Variable Cost – 1,400

Company wants to know whether Product Z will be profitable or not ?

Solution:

Application of Marginal Costing

Fixation of Selling Prices : -

Important function in Modern Business Management.

Price Under normal circumstances for long period should be preferably based on total cost.

It can be based on the Marginal Cost if the high profit Margins is added to marginal cost to contribute towards fixed cost and profits.

When MC Tech use for Pricing the principle is that price should be marginal cost + certain amount. (Amount Depend on various Factors)

If Price = Marginal Cost, the Amount of Loss will be = Total Fixed Cost

The figure of Loss will be the same, or even lower if production discontinues.

Therefore SP should be slightly Higher than Marginal Cost in Short period

Application of Marginal Costing

**Selection of profitable Product Mix : -**

Suitable Product Mix will denote the ratios in which the various products are produced and sold.

In absence of limiting factor, contribution under each mix is considered, the mix will give highest Contribution will be profitable.

So long the fixed cost remains the constant the profitable sales mix is determined on the basis of contribution only.

If FC changes, the product mix is associated with the change in fixed cost.

The relatively profitability of Mix will have to be assessed on the basis of Net Profit and not on Contribution Basis.

Application of Marginal Costing

Alternative Methods of Manufacture : -

Whether One Machine to be employed or another for the same production.

The method of manufacture that will give the largest contribution is to be selected.

**Illustration : -**

Product A can be produced on Machine X or Machine Y

Machine X gives 10 units ph. & Machine Y gives 20 units ph

Total Machine Hours available - 3000 Hrs

Solution: -

Application of Marginal Costing

Make or Buy Decision: -

A Company may have unused capacity which may utilised for making component parts or similar item instead of buying them from market.

In this decision MC should be compared with outside price.

If MC < Purchase it is profitable to Manufacture product in factory.

Fixed cost are excluded in this process.

If Fixed cost it is necessary to include in cost.

Under such situation knowing Minimum Value is must to take a decision.

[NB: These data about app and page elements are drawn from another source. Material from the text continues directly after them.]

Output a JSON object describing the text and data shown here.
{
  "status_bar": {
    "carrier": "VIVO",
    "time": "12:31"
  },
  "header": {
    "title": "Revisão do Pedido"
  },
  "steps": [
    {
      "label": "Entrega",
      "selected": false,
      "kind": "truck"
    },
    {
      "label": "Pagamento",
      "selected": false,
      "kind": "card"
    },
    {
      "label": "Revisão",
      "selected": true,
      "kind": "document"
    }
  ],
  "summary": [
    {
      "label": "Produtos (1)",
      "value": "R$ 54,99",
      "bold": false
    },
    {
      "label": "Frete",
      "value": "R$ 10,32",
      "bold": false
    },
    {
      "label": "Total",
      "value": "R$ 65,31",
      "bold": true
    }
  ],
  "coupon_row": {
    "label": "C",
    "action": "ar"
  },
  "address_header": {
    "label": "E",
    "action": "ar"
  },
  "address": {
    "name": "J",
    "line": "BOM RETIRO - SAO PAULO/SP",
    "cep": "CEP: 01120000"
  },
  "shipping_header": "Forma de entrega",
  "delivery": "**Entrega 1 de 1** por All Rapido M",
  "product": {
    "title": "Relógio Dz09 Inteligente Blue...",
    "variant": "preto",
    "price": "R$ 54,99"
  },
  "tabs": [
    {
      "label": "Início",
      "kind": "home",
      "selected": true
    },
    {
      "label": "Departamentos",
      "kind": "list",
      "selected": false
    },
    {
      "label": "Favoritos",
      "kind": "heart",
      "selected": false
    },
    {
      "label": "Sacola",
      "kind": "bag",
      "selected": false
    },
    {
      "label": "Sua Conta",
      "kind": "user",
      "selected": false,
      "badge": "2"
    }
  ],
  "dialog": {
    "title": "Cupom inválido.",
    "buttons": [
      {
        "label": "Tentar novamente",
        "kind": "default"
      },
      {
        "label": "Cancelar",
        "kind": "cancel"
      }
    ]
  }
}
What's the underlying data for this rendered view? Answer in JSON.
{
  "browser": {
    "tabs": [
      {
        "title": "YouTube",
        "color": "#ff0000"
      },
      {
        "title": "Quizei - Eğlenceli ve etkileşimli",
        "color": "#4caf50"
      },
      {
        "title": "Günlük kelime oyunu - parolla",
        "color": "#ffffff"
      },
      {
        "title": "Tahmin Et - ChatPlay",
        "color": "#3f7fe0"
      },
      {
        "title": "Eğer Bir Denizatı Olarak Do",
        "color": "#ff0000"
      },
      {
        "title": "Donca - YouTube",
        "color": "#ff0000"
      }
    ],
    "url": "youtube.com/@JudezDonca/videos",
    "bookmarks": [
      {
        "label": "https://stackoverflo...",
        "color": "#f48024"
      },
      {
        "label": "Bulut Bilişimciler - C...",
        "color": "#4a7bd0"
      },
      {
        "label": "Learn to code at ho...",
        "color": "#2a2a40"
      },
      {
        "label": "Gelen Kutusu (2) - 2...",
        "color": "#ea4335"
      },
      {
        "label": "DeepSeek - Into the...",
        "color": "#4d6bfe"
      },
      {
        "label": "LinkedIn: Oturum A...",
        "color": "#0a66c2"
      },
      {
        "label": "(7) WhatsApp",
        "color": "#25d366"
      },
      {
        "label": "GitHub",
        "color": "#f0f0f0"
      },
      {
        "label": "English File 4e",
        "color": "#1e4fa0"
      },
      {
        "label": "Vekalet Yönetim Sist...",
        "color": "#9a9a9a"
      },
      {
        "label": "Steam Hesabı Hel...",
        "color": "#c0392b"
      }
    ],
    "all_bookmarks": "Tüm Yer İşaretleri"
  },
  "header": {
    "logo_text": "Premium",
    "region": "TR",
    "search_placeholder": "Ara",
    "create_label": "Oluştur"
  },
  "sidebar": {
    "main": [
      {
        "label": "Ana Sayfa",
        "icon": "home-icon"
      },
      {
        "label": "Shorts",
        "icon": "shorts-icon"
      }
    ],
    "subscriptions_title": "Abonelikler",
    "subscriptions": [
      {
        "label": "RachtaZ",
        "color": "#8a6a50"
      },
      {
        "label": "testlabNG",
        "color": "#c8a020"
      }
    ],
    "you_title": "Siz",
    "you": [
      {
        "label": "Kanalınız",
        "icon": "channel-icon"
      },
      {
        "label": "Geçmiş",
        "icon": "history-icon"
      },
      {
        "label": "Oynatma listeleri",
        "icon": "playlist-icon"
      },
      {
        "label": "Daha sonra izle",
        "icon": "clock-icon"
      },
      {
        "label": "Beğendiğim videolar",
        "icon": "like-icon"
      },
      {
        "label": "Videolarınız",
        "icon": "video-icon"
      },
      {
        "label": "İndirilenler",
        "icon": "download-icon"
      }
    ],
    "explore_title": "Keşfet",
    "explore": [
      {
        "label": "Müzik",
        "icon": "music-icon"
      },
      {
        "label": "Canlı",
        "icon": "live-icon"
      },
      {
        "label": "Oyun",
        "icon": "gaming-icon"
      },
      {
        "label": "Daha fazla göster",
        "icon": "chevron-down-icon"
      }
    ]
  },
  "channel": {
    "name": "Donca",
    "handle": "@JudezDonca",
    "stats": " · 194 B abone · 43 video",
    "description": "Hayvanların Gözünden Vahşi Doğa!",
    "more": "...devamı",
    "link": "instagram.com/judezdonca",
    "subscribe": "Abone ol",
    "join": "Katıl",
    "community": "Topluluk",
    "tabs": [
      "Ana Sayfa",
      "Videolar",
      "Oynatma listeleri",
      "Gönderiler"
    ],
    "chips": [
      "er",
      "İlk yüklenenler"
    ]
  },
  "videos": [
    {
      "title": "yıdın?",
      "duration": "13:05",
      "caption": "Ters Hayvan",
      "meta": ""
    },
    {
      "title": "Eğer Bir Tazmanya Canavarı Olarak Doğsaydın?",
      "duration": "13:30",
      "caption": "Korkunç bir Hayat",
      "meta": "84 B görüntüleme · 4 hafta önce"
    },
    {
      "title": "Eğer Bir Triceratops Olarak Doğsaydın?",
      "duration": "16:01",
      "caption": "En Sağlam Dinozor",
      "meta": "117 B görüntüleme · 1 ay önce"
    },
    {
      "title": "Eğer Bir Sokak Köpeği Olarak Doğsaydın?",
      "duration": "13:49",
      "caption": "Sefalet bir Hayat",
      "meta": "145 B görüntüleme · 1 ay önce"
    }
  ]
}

That can be determined by: -

Increase in Fixed Cost

Contribution per unit

**Other Applications**

Cost Volume Profit Relationship

Cost volume profit analysis is a simple but powerful tool for planning of profits and therefore of commercial operations.

Marginal cost vary directly with volume of production or volume of output.

Fixed cost remain unaltered regardless of the volume of output with in the scale of production fixed by the management.

When cost behavior is related to sales, income shows the cost volume profit relationship

The relationship can be expressed in graphs such as, break-even charts or profit volume graphs or in various statement forms.

Cost volume profit (C V P) is relevant to virtually all decision making areas particularly in short run.